The answer must consist of every line below containing "hair".

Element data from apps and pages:
[Start of section]
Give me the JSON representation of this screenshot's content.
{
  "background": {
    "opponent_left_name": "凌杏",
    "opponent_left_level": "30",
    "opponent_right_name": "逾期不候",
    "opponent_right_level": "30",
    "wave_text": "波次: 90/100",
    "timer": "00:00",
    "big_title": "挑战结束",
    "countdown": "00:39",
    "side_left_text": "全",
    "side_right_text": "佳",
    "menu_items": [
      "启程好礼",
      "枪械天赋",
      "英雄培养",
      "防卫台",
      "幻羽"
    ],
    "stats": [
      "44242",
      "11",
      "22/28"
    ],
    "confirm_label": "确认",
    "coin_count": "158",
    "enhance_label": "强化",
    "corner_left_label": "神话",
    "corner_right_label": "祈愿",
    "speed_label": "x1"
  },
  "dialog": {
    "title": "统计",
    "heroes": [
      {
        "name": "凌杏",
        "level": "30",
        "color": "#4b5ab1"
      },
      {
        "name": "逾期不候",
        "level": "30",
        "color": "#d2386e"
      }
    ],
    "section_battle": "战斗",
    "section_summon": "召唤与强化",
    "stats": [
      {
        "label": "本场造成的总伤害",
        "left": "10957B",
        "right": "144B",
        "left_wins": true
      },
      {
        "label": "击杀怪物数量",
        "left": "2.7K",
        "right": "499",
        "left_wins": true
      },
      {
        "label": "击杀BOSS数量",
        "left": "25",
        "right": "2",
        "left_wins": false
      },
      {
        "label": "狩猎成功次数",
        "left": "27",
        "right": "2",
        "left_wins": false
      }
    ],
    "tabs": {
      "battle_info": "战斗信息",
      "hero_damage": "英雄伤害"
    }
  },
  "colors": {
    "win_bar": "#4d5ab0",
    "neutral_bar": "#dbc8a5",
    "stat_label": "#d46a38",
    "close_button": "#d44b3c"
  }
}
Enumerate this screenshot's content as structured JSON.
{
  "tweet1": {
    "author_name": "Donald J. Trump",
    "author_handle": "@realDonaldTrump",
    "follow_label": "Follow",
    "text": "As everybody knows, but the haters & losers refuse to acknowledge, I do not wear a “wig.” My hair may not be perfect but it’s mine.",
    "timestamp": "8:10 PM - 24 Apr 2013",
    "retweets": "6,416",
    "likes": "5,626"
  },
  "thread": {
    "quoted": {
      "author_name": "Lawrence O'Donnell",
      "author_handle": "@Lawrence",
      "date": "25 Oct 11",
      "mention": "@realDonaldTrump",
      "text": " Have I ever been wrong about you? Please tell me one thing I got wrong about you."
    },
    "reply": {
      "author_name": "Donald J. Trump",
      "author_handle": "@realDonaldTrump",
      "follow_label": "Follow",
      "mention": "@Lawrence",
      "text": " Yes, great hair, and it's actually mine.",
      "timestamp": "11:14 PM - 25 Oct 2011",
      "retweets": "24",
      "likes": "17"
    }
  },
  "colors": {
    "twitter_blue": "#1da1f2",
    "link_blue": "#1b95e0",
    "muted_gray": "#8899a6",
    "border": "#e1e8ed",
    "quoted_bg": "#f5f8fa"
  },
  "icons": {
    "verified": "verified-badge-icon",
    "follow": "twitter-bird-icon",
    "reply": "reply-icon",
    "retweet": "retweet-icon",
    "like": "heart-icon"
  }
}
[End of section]
Written response:
    "text": "As everybody knows, but the haters & losers refuse to acknowledge, I do not wear a “wig.” My hair may not be perfect but it’s mine.",
      "text": " Yes, great hair, and it's actually mine.",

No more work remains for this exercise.